Example 4: Cymbalta (duloxetine). Men and women with arthritis or low-back pain are told the Cymbalta, a non-narcotic pain reliever, can help. Cymbalta is also recommended for several other conditions such as depression, anxiety and other causes of pain.
The real truth: Cymbalta flunks in all categories. Regarding relief of back pain and various forms of arthritis, it is less effective than the commonly used non-steroidal anti-inflammatory drugs (NSAIDS) such as ibuprofen (Advil), which are far cheaper. Moreover, Cymbalta is no more effective for depression than other, less expensive drugs for this purpose. Bottom line: There is hardly any justification for the use of this drug against anything.

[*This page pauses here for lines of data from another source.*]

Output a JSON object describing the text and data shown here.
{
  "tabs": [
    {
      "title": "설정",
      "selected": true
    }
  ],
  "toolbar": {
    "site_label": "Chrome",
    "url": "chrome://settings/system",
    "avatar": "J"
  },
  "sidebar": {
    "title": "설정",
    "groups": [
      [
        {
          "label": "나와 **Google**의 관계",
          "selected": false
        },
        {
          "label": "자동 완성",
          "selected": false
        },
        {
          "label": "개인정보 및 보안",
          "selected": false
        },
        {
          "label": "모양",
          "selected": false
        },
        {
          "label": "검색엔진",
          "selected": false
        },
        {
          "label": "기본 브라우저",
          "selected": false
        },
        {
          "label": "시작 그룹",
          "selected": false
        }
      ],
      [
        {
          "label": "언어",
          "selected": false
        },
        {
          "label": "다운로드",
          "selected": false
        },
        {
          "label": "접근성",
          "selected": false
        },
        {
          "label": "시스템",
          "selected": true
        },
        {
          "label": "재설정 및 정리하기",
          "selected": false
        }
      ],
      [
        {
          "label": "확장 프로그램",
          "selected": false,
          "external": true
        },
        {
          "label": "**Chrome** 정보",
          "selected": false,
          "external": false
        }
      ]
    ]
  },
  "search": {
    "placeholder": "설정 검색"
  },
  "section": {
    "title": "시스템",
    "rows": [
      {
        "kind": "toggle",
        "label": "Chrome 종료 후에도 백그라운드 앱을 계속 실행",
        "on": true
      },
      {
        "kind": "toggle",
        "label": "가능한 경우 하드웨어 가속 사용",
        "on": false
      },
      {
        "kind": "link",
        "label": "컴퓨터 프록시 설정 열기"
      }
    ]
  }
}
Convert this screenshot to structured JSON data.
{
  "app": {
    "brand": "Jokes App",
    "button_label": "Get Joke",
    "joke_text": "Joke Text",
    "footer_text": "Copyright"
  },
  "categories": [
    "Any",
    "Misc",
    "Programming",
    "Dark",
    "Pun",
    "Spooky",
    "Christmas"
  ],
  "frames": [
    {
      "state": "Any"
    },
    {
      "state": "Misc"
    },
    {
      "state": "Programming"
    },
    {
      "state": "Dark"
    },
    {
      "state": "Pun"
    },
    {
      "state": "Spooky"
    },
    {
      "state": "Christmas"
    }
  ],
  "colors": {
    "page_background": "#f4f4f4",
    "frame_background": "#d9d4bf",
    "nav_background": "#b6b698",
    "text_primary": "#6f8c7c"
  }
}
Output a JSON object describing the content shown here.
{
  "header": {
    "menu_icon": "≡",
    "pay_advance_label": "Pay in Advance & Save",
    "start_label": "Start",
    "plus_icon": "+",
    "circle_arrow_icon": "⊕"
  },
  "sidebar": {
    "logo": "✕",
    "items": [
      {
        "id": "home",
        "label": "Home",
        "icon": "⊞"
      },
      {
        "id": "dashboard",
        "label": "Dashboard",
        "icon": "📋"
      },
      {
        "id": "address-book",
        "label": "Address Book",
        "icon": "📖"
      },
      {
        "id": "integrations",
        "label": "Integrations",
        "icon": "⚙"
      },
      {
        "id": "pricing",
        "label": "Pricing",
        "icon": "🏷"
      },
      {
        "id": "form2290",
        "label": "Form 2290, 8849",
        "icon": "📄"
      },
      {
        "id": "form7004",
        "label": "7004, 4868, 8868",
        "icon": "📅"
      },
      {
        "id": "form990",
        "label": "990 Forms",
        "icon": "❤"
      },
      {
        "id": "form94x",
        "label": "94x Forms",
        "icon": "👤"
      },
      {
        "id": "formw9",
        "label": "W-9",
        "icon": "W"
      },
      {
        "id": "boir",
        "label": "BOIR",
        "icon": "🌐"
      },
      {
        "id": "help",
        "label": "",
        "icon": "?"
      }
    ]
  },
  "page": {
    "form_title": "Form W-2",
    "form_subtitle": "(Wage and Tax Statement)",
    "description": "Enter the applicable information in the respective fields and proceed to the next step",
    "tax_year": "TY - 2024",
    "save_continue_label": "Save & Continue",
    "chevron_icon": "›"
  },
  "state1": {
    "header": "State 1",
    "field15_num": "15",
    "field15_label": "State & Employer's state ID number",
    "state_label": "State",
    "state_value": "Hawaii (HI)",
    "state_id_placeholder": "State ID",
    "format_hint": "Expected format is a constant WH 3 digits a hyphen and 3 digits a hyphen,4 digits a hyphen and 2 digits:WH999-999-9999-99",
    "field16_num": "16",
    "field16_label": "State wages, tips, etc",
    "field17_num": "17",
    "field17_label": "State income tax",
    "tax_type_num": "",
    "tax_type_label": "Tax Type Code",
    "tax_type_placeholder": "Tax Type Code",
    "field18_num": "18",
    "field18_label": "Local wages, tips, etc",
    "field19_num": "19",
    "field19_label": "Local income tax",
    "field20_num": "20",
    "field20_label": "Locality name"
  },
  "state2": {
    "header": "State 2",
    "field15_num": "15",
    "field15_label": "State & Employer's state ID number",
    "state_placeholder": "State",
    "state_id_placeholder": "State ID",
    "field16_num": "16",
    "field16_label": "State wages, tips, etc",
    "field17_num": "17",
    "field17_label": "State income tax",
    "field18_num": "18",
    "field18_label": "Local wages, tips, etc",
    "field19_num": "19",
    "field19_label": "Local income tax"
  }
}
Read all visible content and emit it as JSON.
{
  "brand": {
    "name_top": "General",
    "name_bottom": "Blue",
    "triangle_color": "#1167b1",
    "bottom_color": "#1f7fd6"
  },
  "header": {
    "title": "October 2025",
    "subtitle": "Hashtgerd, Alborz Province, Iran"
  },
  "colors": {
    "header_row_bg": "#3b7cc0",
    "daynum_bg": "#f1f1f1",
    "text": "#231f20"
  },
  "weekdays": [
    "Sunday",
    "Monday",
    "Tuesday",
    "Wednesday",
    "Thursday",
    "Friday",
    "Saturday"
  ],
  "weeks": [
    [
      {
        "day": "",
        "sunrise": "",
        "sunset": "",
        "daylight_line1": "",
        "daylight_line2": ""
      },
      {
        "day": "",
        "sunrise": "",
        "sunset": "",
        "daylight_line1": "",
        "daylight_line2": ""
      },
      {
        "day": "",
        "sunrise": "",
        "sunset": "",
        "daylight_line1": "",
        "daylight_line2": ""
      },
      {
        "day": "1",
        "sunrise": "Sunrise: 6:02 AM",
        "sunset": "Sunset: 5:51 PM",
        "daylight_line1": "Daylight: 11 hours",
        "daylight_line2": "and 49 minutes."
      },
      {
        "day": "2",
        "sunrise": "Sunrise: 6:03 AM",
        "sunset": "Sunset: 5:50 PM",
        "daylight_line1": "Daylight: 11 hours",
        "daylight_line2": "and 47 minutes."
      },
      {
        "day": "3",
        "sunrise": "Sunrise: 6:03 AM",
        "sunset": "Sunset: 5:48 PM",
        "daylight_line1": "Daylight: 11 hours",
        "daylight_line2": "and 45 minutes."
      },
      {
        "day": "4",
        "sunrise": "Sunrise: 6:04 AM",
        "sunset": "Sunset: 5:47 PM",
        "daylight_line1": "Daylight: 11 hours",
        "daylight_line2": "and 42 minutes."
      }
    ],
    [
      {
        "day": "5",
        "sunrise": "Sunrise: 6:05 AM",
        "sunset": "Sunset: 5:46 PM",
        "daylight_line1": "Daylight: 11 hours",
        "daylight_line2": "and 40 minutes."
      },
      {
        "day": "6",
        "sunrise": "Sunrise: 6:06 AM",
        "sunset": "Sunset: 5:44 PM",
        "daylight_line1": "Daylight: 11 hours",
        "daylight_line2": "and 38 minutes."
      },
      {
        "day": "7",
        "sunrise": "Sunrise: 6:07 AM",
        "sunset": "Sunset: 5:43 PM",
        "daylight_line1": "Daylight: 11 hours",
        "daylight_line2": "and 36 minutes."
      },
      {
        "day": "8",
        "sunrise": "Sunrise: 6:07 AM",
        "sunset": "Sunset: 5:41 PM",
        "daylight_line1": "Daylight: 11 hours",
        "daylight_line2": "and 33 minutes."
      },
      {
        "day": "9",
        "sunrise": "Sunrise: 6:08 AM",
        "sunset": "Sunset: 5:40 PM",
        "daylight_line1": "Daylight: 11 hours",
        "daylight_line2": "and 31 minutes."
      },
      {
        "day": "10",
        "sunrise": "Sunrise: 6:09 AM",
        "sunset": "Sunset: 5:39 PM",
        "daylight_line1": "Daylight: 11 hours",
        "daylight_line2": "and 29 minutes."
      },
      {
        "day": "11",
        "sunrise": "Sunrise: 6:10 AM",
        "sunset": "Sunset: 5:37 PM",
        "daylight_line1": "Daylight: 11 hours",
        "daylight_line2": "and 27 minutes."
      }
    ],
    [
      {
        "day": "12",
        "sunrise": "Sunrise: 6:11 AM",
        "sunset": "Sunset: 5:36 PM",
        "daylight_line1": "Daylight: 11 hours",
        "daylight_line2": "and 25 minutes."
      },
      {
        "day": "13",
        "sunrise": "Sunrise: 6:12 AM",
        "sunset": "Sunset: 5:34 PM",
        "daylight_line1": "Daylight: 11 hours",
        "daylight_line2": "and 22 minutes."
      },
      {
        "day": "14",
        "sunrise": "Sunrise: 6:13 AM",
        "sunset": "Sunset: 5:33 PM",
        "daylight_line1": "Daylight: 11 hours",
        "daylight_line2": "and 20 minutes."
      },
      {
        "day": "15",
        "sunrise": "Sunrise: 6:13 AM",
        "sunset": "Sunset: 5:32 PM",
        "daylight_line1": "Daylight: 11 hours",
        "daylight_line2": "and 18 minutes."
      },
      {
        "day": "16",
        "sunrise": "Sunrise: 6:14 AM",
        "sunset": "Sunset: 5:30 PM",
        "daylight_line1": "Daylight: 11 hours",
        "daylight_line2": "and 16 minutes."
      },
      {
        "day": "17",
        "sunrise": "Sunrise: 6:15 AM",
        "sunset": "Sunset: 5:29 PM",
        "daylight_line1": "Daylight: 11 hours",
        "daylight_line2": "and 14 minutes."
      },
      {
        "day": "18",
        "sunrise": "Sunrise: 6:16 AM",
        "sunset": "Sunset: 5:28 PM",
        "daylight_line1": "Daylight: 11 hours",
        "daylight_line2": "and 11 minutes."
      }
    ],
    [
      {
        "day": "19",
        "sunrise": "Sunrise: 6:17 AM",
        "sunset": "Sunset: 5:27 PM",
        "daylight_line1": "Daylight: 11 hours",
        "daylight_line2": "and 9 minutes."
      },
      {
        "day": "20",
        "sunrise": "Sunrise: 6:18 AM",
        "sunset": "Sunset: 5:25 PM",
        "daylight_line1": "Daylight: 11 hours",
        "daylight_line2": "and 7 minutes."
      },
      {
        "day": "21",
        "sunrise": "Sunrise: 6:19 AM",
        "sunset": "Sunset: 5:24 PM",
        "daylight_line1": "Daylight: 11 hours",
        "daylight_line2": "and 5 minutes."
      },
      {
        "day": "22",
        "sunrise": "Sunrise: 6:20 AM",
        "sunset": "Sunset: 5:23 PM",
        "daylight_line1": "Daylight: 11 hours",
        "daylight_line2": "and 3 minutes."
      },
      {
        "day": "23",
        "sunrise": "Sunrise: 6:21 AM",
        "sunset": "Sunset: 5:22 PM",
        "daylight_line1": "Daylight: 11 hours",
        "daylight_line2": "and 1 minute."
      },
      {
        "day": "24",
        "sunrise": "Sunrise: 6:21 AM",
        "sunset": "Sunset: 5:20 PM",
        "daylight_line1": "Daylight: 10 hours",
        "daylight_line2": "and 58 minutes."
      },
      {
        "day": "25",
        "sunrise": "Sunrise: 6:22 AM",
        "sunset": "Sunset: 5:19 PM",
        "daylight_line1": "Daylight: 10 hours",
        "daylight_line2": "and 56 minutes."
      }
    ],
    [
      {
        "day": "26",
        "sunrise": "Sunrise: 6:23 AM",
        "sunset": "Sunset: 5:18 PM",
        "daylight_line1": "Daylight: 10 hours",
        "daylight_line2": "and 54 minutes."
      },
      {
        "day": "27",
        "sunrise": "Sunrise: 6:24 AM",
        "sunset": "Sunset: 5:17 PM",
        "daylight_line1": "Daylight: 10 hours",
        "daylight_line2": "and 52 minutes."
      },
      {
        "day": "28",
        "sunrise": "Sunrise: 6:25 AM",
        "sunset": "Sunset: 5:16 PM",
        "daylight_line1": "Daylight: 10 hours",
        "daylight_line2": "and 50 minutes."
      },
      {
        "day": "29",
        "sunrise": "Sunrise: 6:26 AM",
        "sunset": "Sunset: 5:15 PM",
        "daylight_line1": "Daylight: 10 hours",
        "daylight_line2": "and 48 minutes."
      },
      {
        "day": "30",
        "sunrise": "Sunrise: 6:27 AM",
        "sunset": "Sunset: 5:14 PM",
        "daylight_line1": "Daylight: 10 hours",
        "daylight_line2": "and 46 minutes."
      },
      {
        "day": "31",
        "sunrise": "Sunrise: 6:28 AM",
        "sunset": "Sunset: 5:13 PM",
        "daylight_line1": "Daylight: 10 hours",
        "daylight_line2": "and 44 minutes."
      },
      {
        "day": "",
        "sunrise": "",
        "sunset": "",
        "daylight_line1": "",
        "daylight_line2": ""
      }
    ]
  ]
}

Example 5: Celebrex (celecoxib): A man is playing in the snow with his family. Having taken Celebrex for his arthritis, he is now quite active. This drug is a member of the group of “non-steroidal anti-inflammatory drugs” (NSAID). Celebrex differs from the older varieties such as ibuprofen (Advil) by possessing a lower propensity to cause gastrointestinal upset or ulceration. But what’s the catch? Celebrex’s pain relief is no greater than that of the older generics. If one is able to tolerate these latter drugs without gastrointestinal problems, that’s the best choice. Stomach irritation from the cheap generics can be avoided by simply taking them with food or antacids. Moreover, Celebrex can increase the chances for cardiovascular problems such as heart attacks. Although some studies have implicated the older generics in cardiovascular problems, their incidence appears to be lower, if present at all. So, in general, opt for the generics if they agree with your gastrointestinal system and you haven’t had past problems with ulcers or intestinal bleeding.
My conclusion from the information provided above: Whenever encountering any pharmaceutical add, you might be better served by ignoring it altogether. If you actually do ask your doctor about the advertised product, inquire first if there is a cheaper generic alternative that is likely to be just as effective.